**Work request**: In the records, find every line with the word "Demo" and copy it out.
:::
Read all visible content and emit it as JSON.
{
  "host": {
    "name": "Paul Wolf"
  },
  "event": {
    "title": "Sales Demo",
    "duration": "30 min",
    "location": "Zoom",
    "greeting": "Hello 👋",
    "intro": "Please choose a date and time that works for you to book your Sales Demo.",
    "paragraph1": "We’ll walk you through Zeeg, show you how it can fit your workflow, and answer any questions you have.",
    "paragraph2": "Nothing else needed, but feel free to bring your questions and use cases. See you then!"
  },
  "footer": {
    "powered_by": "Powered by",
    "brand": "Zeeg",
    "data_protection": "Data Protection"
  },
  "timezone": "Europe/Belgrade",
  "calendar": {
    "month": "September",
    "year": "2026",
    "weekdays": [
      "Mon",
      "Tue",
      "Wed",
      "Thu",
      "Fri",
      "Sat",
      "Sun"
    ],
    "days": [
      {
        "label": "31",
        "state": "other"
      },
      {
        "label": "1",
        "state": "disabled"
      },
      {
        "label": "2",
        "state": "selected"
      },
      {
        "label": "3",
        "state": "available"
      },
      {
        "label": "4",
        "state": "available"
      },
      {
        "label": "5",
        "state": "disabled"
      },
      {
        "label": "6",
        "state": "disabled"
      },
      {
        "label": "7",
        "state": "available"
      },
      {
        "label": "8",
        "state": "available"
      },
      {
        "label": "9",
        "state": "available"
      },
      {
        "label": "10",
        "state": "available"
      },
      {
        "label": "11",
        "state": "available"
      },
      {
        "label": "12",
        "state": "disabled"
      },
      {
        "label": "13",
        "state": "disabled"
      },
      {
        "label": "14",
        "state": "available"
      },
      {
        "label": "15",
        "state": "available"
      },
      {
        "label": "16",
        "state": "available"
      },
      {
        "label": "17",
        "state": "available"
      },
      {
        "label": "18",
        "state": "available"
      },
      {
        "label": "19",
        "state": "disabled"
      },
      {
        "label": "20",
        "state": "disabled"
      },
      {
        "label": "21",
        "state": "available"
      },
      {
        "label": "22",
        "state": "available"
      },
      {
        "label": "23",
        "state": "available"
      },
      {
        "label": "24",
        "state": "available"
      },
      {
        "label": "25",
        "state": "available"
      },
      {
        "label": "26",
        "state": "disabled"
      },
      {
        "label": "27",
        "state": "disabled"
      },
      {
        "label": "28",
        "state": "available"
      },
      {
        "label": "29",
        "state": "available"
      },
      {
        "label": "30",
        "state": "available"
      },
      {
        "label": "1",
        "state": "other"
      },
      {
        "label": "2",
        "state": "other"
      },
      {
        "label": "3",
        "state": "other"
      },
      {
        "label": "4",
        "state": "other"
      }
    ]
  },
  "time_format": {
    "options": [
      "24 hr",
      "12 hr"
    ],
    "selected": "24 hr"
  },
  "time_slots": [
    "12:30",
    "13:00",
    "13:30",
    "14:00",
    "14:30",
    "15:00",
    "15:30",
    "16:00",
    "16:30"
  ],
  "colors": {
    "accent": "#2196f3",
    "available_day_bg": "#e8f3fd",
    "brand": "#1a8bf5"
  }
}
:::
**Response to the exercise**:
    "title": "Sales Demo",
    "intro": "Please choose a date and time that works for you to book your Sales Demo.",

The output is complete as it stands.